Lake Chapala -An Ecological Update- by Dale Palfrey
Lake Chapala has undergone a dramatic transformation since the start of the new millennium. In June, 2002 the lake stood at the lowest level recorded since 1955, holding less than 15 per cent of its full water storage capacity. The dire situation prompted a number of environmental activists to warn of Chapala's imminent demise, a prediction that fortunately proved dead wrong. Abundant precipitation during the 2003 and 2004 rainy seasons has brought the lake back to around 75% full capacity and the highest level registered since the early 1980's.
The decade-long crisis effectively spurred government agencies, politicians and diverse citizen groups into paying much closer attention to Mexico's largest lake.
In 2001 SEMARNAT, the federal government's environmental protection agency,launched a comprehensive plan for the Lerma-Chapala Basin that lays out short and long term goals for natural resource conservation and sustainable development in the region. The program not only targets restoring Lake Chapala to optimum conditions, but also aims to resolve general problems of over-exploitation, waste and contamination of water resources, massive deforestation and soil degradation, taking into account related issues such as poverty and migration in rural communities, population growth in urban areas, industrial development and overall economic growth.

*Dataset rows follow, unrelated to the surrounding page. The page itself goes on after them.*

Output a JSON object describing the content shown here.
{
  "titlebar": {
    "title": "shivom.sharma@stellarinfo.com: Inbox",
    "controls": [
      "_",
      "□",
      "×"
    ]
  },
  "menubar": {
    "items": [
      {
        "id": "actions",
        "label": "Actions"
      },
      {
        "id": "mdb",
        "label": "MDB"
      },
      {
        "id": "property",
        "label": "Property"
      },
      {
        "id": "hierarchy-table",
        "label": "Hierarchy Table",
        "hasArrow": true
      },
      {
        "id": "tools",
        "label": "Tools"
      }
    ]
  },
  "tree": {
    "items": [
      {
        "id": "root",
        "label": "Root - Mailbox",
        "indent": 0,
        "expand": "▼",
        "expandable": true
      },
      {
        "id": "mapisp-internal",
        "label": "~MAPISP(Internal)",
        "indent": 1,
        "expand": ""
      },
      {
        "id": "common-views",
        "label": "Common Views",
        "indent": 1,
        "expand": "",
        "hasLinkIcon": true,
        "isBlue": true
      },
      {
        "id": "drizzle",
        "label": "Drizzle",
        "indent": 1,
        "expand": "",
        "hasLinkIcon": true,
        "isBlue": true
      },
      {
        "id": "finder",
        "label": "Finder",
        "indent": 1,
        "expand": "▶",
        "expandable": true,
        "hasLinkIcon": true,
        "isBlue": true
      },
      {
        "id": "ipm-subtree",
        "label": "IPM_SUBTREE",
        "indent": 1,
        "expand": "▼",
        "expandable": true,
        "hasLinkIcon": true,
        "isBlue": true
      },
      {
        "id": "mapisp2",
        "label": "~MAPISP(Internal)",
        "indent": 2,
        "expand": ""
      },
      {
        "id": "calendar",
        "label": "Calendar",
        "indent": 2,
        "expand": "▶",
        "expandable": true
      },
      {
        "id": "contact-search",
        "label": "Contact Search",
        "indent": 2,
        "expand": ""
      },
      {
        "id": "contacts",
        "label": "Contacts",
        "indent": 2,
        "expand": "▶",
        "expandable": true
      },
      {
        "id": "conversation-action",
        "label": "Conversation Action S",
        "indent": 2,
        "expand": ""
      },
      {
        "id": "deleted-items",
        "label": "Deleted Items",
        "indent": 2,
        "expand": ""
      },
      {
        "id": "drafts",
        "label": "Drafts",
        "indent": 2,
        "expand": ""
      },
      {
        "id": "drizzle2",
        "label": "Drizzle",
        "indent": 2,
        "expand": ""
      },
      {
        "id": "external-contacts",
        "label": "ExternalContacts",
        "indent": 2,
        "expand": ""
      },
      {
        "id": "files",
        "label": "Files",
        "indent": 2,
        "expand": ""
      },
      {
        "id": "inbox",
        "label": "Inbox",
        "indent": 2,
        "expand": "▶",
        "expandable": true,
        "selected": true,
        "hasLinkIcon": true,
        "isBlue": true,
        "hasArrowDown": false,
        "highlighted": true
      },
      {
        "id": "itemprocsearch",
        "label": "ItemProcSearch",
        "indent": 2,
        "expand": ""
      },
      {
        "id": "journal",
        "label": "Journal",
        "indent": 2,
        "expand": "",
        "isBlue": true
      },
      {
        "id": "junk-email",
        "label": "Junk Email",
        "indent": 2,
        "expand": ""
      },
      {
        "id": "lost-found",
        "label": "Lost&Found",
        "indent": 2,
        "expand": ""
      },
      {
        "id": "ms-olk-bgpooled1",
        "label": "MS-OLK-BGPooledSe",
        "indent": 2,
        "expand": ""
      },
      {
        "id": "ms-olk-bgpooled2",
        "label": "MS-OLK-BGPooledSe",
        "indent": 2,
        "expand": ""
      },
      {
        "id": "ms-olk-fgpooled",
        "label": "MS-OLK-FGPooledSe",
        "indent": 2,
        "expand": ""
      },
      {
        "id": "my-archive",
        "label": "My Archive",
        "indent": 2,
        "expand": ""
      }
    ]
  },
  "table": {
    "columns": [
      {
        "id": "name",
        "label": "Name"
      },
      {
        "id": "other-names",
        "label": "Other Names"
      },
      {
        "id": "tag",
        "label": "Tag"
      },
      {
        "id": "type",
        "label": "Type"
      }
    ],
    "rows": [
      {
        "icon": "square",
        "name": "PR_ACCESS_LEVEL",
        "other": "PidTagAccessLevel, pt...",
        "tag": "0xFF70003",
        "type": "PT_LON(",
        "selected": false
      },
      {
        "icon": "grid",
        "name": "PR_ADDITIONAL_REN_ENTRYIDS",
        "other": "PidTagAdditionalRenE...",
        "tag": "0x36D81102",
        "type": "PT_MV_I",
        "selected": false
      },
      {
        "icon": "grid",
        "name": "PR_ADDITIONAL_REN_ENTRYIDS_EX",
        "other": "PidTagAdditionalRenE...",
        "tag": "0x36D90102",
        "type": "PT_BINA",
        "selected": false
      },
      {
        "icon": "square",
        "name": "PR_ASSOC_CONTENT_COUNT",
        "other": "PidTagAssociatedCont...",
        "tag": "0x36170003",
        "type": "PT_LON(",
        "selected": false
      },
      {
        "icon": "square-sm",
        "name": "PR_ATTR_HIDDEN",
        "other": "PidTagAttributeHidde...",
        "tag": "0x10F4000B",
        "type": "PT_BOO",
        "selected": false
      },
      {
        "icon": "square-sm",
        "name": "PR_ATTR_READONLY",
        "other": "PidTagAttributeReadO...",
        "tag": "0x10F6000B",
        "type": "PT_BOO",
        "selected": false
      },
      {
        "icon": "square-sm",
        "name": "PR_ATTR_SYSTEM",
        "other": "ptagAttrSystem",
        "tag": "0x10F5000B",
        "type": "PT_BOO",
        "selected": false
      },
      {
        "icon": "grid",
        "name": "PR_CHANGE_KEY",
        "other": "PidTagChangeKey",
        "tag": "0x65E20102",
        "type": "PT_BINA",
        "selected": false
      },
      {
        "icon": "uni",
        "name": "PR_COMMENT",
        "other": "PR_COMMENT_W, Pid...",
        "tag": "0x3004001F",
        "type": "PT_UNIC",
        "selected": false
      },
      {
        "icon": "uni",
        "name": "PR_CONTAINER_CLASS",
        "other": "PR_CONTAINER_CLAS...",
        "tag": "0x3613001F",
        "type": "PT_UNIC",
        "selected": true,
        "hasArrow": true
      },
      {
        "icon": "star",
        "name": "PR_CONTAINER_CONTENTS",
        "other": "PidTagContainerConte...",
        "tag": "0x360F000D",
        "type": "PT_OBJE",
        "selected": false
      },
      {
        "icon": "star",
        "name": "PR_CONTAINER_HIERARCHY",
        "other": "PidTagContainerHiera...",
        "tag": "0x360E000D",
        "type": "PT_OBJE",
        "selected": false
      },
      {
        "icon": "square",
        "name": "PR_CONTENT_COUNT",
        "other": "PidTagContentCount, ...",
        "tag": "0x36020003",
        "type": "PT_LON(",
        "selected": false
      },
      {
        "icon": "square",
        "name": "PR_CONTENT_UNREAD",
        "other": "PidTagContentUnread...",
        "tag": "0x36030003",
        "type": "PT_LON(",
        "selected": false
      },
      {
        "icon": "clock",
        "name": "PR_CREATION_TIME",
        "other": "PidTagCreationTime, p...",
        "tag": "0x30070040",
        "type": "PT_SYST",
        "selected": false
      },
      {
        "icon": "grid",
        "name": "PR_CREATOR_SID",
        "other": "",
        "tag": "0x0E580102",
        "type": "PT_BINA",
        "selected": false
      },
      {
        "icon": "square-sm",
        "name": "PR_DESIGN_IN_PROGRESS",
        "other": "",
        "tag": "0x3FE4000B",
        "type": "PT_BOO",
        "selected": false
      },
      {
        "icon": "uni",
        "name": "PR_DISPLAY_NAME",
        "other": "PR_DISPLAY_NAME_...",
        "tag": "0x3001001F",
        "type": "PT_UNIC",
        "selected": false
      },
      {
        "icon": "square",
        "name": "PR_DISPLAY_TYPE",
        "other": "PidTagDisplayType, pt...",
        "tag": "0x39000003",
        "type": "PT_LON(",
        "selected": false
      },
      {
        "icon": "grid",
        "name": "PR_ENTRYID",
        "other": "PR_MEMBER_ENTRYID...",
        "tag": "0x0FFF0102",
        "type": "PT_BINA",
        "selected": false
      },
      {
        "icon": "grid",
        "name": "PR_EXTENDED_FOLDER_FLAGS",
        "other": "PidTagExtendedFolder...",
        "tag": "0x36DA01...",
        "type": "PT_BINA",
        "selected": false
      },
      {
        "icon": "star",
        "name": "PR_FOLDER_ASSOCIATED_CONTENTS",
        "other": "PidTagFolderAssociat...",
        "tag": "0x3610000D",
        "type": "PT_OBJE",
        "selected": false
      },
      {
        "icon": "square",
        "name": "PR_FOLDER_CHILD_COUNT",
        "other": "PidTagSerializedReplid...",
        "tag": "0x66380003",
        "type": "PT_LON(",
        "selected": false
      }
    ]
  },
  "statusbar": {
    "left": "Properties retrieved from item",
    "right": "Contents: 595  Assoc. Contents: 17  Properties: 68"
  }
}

Some key actions are already under way as this book goes to press. With 30 million pesos budgeted for 2004, state and federal agencies have implemented a project to reduce and control the recurrent problem of water hyacinth infestation in Lake Chapala. Additional funding is going into construction and upgrades for sewage treatment facilities serving lake shore communities. A new network of cutting-edge instruments installed along the Lerma River to monitor water and weather conditions will give government, scientists and the general public greater access to critical information. And, after several years of strident negotiations, water users in the five Lerma-Chapala Basin states appear to have finally hammered out terms for a new and more equitable water distribution pact.
In 2002 Lake Chapala was incorporated into the Living Lakes organization, an international network dedicated to preserving lakes and wetlands that operates under the auspices of the Global Nature Fund. Membership should translate into greater worldwide attention on Chapala, corporate funding for specific projects and permanent pressure on Mexican authorities to keep lake conservation high up on the nation's environmental agenda.
Internet resources for more information on Lake Chapala: